Old South Military Antiques

Columbus, Georgia Naval Iron Works Cutlass
Item #: OS-7011





The Confederate Naval cutlass shown here was made at the Columbus, Georgia Naval Iron Works. Usually when these are encountered, they have an iron S shaped crossguard, but some few of the earlier examples have the more desirable brass S guard like the one shown here. The wasp-wasted blade is alike on both the brass and iron mounted models. The blade is smooth, even though it looks pitted in the images. That is merely built-up patina. The wooden grip is secured by having the blade’s tang peened over a large cent, this too is typical. I suppose they figured it would cost more than a cent to make the washer so they used what they had. The iron S guard and the grip are as tight as the day it was made.

These swords were originally intended to be used by Naval boarding parties. The idea being that when two ships engaged in close quarters combat, the attacking party would leap from their own ship onto the enemy ship. The cutlass would then be used in hand to hand combat, but more importantly they could hack through the enemy ships rigging, thereby disabling the ship.

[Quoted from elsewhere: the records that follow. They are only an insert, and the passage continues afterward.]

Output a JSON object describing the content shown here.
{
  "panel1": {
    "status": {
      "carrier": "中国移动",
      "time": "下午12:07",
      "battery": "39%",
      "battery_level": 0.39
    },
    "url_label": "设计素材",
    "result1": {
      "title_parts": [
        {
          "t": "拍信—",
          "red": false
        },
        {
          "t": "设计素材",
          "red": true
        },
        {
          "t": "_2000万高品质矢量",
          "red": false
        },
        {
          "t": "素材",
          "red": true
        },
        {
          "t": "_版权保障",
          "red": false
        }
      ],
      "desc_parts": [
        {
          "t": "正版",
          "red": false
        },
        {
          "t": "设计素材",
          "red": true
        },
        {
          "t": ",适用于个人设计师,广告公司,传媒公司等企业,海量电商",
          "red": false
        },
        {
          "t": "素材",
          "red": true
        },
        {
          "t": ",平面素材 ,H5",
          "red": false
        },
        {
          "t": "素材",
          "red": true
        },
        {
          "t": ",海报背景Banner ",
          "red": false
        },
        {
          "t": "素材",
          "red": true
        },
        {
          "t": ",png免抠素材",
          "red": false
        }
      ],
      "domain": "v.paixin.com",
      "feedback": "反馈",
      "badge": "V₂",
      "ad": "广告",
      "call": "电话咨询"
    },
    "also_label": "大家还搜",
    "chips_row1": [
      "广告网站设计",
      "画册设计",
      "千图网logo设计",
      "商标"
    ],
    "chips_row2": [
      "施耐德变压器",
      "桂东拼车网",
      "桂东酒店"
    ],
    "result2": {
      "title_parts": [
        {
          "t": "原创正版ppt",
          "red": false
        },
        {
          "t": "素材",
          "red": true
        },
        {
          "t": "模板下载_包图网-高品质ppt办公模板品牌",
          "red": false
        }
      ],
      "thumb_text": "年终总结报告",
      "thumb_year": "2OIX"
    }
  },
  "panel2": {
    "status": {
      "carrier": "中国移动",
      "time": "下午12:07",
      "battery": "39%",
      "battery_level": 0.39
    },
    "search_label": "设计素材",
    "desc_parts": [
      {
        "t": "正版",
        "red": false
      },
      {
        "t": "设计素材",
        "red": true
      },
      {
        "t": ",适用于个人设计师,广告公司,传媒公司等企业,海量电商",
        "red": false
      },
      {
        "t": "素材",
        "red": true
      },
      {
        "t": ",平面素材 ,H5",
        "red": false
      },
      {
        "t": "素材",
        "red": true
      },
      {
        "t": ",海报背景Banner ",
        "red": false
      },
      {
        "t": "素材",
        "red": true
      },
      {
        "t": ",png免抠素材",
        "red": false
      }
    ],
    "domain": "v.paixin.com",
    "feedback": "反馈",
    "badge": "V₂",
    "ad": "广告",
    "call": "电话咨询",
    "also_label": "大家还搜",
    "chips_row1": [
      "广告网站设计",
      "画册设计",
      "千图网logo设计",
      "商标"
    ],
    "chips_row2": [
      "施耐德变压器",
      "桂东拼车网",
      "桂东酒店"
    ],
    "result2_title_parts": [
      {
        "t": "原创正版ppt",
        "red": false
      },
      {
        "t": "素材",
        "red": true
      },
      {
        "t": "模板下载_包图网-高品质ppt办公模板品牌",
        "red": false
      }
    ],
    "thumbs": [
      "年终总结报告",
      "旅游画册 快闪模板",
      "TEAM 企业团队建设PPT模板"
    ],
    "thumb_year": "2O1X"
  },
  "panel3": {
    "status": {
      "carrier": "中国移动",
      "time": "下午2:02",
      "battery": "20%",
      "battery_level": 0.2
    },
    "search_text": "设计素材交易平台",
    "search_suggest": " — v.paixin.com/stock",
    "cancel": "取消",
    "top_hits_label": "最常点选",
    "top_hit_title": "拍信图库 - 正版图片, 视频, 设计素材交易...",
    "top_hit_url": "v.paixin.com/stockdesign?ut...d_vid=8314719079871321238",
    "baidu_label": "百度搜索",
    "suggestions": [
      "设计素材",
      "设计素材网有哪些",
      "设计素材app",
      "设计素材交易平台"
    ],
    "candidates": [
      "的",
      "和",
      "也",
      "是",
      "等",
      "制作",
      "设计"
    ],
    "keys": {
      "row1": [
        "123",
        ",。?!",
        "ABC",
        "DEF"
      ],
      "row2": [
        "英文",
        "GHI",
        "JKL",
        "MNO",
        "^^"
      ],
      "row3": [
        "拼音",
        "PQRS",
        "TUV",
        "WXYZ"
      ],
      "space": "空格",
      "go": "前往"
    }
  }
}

By the time of the War Between the States, rifled cannons made boarding parties obsolete just as the rifled musket had made smoothbore musket tactics obsolete. Though obsolete, cutlasses were standard equipment on Confederate ships.

Price $2,800.00 USD